My wish for each of you is that you are challenged greatly, that you persevere, that you never forget your heart and that you will always know you have a place at my kitchen table sharing a cup of coffee having a slice of cake waiting for the oven to be repaired.
Monday, May 11, 2009
I've been getting asked alot lately how the weather's been affecting us. The damp wet rainy days have been perfect for transplanting so the thousands of lettuce plants going out into the fields are very happy right now. What this wet weather hasn't been good for is the direct seeding so any seeds we would plant directly into the soil have been put on hold for now. We're keeping an eye on the moon watching for clues from nature as to when the frost danger is over so we can begin planting out the tomatoes, peppers and eggplants. Last night I was riding through the fields checking on the progress of the crops and was covered in dust from the dry soil on the surface. Amazing how it was sooo wet just last week we couldn't really do much tractor work and now the dust is flying. The irony of all this is that in just a couple of weeks it will be too dry to direct seed. When I was a kid growing up Dad would never plant lettuce in June or July as they would "burn up" as he called it. The seed will germinate and as it breaks the grounds surface it will die from the heat.
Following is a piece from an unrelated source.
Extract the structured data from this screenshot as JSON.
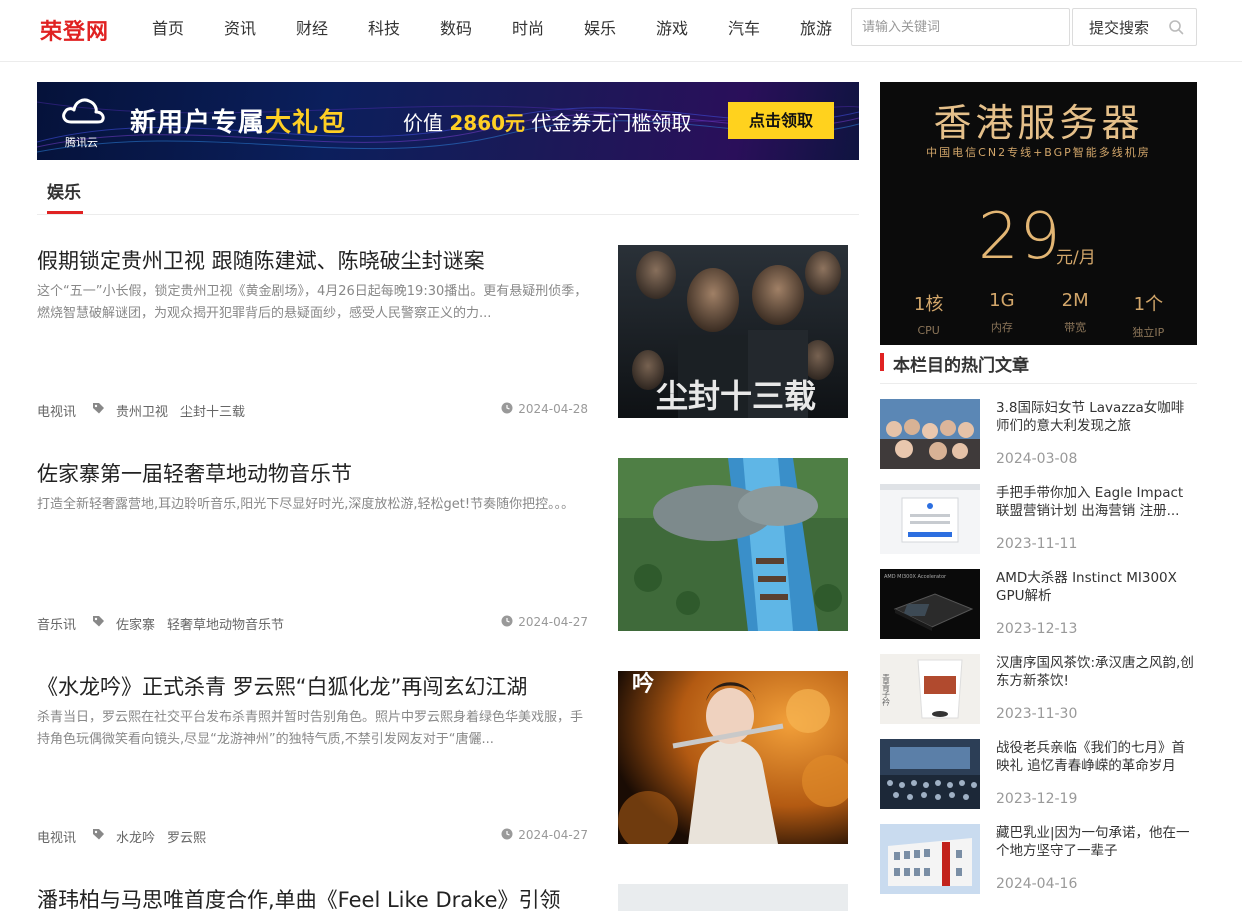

We're working on extra transplants so as to avoid this problem but we will still need irrigation to help the tender young seedlings settle in. But for now we'll enjoy the cool, damp days of spring and watch the peas and fava beans grow.